Some of Watts' writings published in 1958 (e.g., his book Nature, Man and Woman and his essay "The New Alchemy") mentioned some of his early views on the use of psychedelic drugs for mystical insight. Watts had begun to experiment with psychedelics, initially with mescaline given to him by Oscar Janiger. He tried LSD several times in 1958, with various research teams led by Keith S. Ditman, Sterling Bunnell Jr., and Michael Agron. He also tried marijuana and concluded that it was a useful and interesting psychoactive drug that gave the impression of time slowing down. Watts' books of the '60s reveal the influence of these chemical adventures on his outlook.

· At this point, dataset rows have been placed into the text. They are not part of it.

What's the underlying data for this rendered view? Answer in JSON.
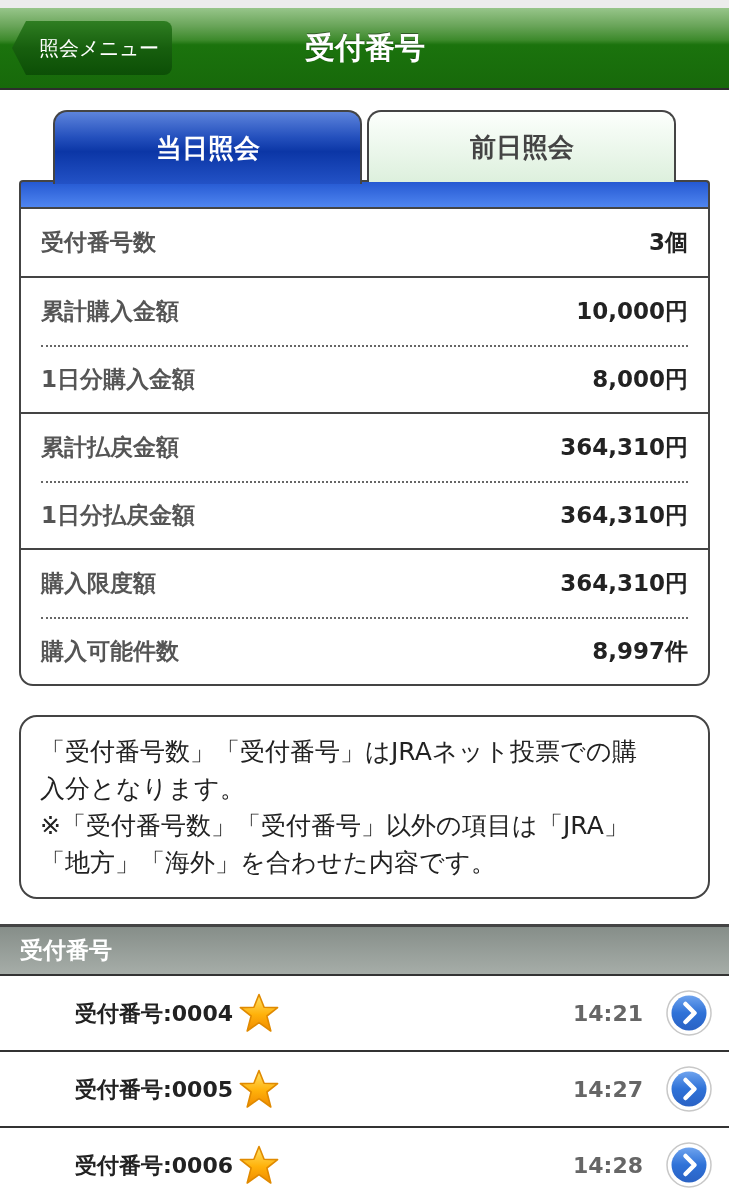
{
  "header": {
    "back_button": "照会メニュー",
    "title": "受付番号"
  },
  "tabs": [
    {
      "label": "当日照会",
      "selected": true
    },
    {
      "label": "前日照会",
      "selected": false
    }
  ],
  "summary": [
    {
      "rows": [
        {
          "label": "受付番号数",
          "value": "3個"
        }
      ]
    },
    {
      "rows": [
        {
          "label": "累計購入金額",
          "value": "10,000円"
        },
        {
          "label": "1日分購入金額",
          "value": "8,000円"
        }
      ]
    },
    {
      "rows": [
        {
          "label": "累計払戻金額",
          "value": "364,310円"
        },
        {
          "label": "1日分払戻金額",
          "value": "364,310円"
        }
      ]
    },
    {
      "rows": [
        {
          "label": "購入限度額",
          "value": "364,310円"
        },
        {
          "label": "購入可能件数",
          "value": "8,997件"
        }
      ]
    }
  ],
  "note": [
    "「受付番号数」「受付番号」はJRAネット投票での購入分となります。",
    "※「受付番号数」「受付番号」以外の項目は「JRA」「地方」「海外」を合わせた内容です。"
  ],
  "receipts": {
    "heading": "受付番号",
    "items": [
      {
        "label": "受付番号:0004",
        "starred": true,
        "time": "14:21"
      },
      {
        "label": "受付番号:0005",
        "starred": true,
        "time": "14:27"
      },
      {
        "label": "受付番号:0006",
        "starred": true,
        "time": "14:28"
      }
    ]
  }
}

Watts continued to give numerous talks and seminars, recordings of which were broadcast on KPFA and other radio stations during his life. These recordings are broadcast to this day. For example, in 1970 Watts lectures were broadcast on Sunday mornings on San Francisco radio station KSAN; and even today a number of radio stations continue to have an Alan Watts program in their weekly program schedules. Original tapes of his broadcasts and talks are currently held by the Pacifica Radio Archives, based at KPFK in Los Angeles, and at the Electronic University archive founded by his son, Mark Watts.
Though never affiliated for long with any one academic institution, he was Professor of Comparative Philosophy at the California Institute of Integral Studies (as mentioned above), had a fellowship at Harvard University (1962–1964), and was a Scholar at San Jose State University (1968). He also lectured college and university students as well as the general public. His lectures and books gave him influence on the American intelligentsia of the 1950s–1970s, but he was often seen as an outsider in academia. When questioned sharply by students during his talk at University of California, Santa Cruz, in 1970, Watts responded, as he had from the early sixties, that he was not an academic philosopher but rather "a philosophical entertainer".

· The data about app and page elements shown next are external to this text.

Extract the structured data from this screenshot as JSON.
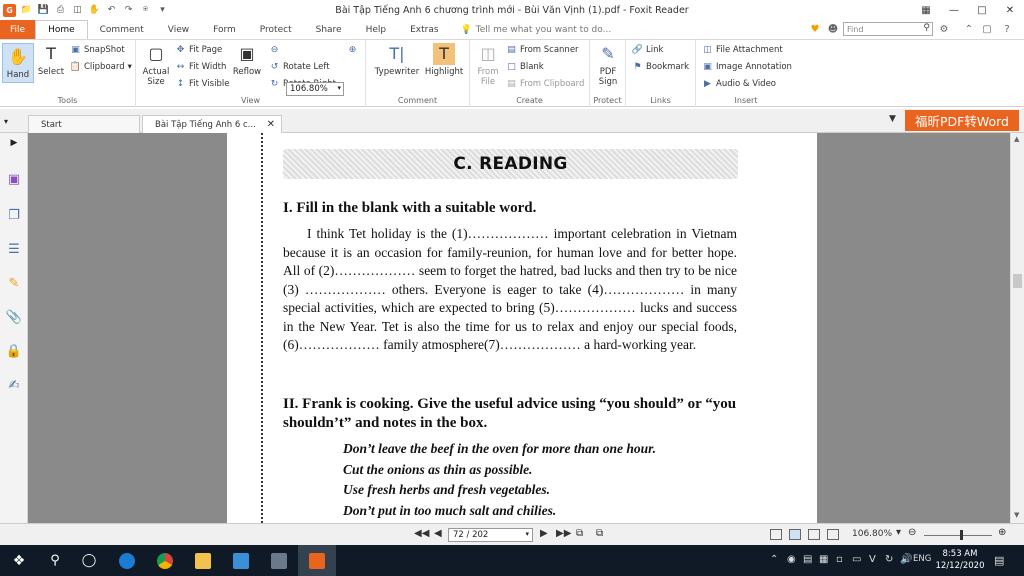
{
  "app": {
    "title": "Bài Tập Tiếng Anh 6 chương trình mới - Bùi Văn Vịnh (1).pdf - Foxit Reader",
    "logo_letter": "G"
  },
  "ribbon_tabs": [
    "File",
    "Home",
    "Comment",
    "View",
    "Form",
    "Protect",
    "Share",
    "Help",
    "Extras"
  ],
  "tell_me": "Tell me what you want to do...",
  "find_placeholder": "Find",
  "tools_group": {
    "label": "Tools",
    "hand": "Hand",
    "select": "Select",
    "snapshot": "SnapShot",
    "clipboard": "Clipboard"
  },
  "view_group": {
    "label": "View",
    "actual_size": "Actual Size",
    "fit_page": "Fit Page",
    "fit_width": "Fit Width",
    "fit_visible": "Fit Visible",
    "reflow": "Reflow",
    "zoom": "106.80%",
    "rotate_left": "Rotate Left",
    "rotate_right": "Rotate Right"
  },
  "comment_group": {
    "label": "Comment",
    "typewriter": "Typewriter",
    "highlight": "Highlight"
  },
  "create_group": {
    "label": "Create",
    "from_file": "From File",
    "from_scanner": "From Scanner",
    "blank": "Blank",
    "from_clipboard": "From Clipboard"
  },
  "protect_group": {
    "label": "Protect",
    "pdf_sign": "PDF Sign"
  },
  "links_group": {
    "label": "Links",
    "link": "Link",
    "bookmark": "Bookmark"
  },
  "insert_group": {
    "label": "Insert",
    "file_attachment": "File Attachment",
    "image_annotation": "Image Annotation",
    "audio_video": "Audio & Video"
  },
  "doc_tabs": {
    "start": "Start",
    "current": "Bài Tập Tiếng Anh 6 c..."
  },
  "promo": "福昕PDF转Word",
  "page": {
    "heading": "C. READING",
    "section1_title": "I. Fill in the blank with a suitable word.",
    "paragraph": "I think Tet holiday is the (1)……………… important celebration in Vietnam because it is an occasion for family-reunion, for human love and for better hope. All of (2)……………… seem to forget the hatred, bad lucks and then try to be nice (3) ……………… others. Everyone is eager to take (4)……………… in many special activities, which are expected to bring (5)……………… lucks and success in the New Year. Tet is also the time for us to relax and enjoy our special foods, (6)……………… family atmosphere(7)……………… a hard-working year.",
    "section2_title": "II. Frank is cooking. Give the useful advice using “you should” or “you shouldn’t” and notes in the box.",
    "notes": [
      "Don’t leave the beef in the oven for more than one hour.",
      "Cut the onions as thin as possible.",
      "Use fresh herbs and fresh vegetables.",
      "Don’t put in too much salt and chilies."
    ]
  },
  "status": {
    "page_indicator": "72 / 202",
    "zoom": "106.80%"
  },
  "taskbar": {
    "time": "8:53 AM",
    "date": "12/12/2020",
    "lang": "ENG"
  }
}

Watts also came to feel acutely conscious of a growing ecological predicament. Writing, for example, in the early 1960s: "Can any melting or burning imaginable get rid of these ever-rising mountains of ruin—especially when the things we make and build are beginning to look more and more like rubbish even before they are thrown away?" These concerns were later expressed in a television pilot made for NET (National Educational Television) filmed at his mountain retreat in 1971 in which he noted that the single track of conscious attention was wholly inadequate for interactions with a multi-tracked world.
In October 1973, Watts returned from a European lecture tour to his cabin in Druid Heights, California. Friends of Watts had been concerned about him for some time over his alcoholism. On 16 November 1973, at age 58, he died in his sleep. He was reported to have been under treatment for a heart condition. His body was cremated very shortly thereafter. His ashes were split, with half buried near his library at Druid Heights and half at the Green Gulch Monastery.
Alan had five children and was married several times.
Currently, Alan Watts is 108 years, 2 months and 26 days old. Alan Watts will celebrate 109th birthday on a Saturday 6th of January 2024. Below we countdown to Alan Watts upcoming birthday.
r/AlanWatts - Happy 102nd Birthday, Alan Watts. I made this video 2 years ago. 1 year ago, my daughter was born :)
r/AlanWatts: You are the universe experiencing itself.
Alan Watts – 101 Quotes to Celebrate 101 Years of Influence
alanwatts.org and Alan Watts 101 for short animated videos coupled with some of my favorite talks. “This is the real secret of life—to be completely engaged with what you are doing in the her…